This dog has a narrow chest and is toed out. Notice the rear leg falls outside the plane of frontquarters movement. The column of support breaks at elbow and pastern.
This dog is moving wide in front. Notice the chest appears wider than the rear quarters. The rear legs and front legs are not following through in the same plane.
These two examples on the right show front and rear legs on each side following through in the same plane. At increased speed their legs tend to converge toward the center line.
Notice the column of support is a straight line. Observe the rear leg is moving in the same plane as the front leg. There is good breadth to the front and rear quarters.
This dog shows the elbows are well under the shoulder when standing. Notice the angle formed by the scapula and humerous.
This dog shows a more open angle formed by the humerous and scapula. The elbow further towards the front of the ribs. The front of the chest is flat.
Straight shoulders are often seen in Bernese. Angulation is the foundation for muscle structure. Poor shoulder angulation does not allow for substantial muscle structure which lends strength and stability to forequarters. Angulation of the forequarters influences head carriage and the manner in which the neck ties in to the back. A balanced dog will have forequarters and rearquarters angulation that work well together.
Good front showing elbows well under shoulder
Out at elbows ~ toes in
This dog is elbowing out. The column of support breaks at the elbow.
This dog is wide chested and toes in. The column of support breaks at the pastern.

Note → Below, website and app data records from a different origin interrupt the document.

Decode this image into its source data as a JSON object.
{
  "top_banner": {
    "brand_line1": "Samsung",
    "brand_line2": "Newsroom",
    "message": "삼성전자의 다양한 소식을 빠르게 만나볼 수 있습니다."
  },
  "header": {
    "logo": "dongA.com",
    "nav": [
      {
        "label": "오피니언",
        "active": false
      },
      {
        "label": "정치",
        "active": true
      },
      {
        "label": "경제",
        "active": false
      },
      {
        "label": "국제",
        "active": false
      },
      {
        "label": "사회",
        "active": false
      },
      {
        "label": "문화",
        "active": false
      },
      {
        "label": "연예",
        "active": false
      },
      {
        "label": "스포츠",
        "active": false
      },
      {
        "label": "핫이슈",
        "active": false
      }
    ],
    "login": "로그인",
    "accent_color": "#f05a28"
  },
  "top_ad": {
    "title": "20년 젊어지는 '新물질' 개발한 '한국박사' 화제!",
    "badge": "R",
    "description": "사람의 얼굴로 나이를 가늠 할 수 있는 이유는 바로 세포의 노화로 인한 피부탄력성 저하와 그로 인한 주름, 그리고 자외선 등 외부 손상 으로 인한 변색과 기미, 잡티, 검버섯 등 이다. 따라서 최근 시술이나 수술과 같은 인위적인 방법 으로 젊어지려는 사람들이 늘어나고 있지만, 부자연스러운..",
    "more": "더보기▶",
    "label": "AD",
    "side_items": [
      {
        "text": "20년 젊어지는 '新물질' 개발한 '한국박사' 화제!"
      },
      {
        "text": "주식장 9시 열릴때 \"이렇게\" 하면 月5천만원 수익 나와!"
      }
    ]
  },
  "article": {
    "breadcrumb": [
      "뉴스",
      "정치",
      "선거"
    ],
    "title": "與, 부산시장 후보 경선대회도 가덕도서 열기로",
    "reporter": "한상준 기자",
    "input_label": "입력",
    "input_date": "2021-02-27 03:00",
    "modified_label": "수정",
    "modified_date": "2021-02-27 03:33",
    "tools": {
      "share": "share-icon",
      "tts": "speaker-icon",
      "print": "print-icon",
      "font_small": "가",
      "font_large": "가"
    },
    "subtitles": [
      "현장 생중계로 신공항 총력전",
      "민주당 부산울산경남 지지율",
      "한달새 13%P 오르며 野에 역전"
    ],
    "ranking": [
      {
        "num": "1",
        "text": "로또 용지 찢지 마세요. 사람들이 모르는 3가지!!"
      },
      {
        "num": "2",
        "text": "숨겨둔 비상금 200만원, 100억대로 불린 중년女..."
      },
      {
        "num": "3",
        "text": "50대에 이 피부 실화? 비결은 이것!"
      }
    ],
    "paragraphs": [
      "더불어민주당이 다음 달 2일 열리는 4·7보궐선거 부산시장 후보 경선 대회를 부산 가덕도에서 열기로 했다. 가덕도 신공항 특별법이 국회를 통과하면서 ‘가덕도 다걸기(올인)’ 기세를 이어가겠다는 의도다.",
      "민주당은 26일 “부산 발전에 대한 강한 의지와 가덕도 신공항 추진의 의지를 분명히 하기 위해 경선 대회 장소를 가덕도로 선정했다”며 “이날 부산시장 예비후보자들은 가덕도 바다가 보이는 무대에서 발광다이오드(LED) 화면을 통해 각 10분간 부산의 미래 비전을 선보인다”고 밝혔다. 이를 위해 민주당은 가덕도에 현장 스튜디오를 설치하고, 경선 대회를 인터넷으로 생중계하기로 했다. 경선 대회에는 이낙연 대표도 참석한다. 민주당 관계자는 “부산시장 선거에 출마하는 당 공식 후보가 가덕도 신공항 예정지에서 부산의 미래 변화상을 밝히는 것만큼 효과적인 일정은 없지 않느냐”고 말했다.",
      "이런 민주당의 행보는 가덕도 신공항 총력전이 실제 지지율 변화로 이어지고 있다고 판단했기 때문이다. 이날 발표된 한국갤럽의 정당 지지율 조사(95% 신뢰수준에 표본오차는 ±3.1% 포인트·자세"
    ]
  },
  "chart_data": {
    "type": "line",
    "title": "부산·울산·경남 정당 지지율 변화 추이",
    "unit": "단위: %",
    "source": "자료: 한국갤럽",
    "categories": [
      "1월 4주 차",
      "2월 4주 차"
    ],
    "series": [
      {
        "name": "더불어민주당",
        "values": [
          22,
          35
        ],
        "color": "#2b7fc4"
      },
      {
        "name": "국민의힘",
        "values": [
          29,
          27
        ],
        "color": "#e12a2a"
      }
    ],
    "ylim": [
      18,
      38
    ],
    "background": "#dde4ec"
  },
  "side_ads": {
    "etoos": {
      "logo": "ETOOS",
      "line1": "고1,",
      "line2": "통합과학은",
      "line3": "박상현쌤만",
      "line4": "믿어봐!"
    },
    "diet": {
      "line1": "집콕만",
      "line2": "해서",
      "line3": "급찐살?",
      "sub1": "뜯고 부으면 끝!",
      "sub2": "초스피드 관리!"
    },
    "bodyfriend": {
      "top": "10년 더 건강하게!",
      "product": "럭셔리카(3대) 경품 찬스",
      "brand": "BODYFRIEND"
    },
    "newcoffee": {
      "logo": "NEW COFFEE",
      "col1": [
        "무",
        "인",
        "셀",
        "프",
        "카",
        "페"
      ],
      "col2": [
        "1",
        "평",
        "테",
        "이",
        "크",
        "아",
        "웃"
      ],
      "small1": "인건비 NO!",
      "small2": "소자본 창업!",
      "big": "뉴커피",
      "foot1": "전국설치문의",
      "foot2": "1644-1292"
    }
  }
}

Forearms inclined slightly ~ toed out
Narrow chest ~ knock knees ~ toes out
Weak pasterns ~ thin feet
The shoulders are moderately laid back, flat-lying, well-muscled and never loose. The legs are straight and strong and the elbows are well under the shoulder when the dog is standing. The pasterns slope very slightly. but are never weak. Dewclaws may he removed. The feet are round and compact with well-arched toes. Front and rear legs on each side follow through in the same plane. At increased speed, legs tend to converge toward the center line.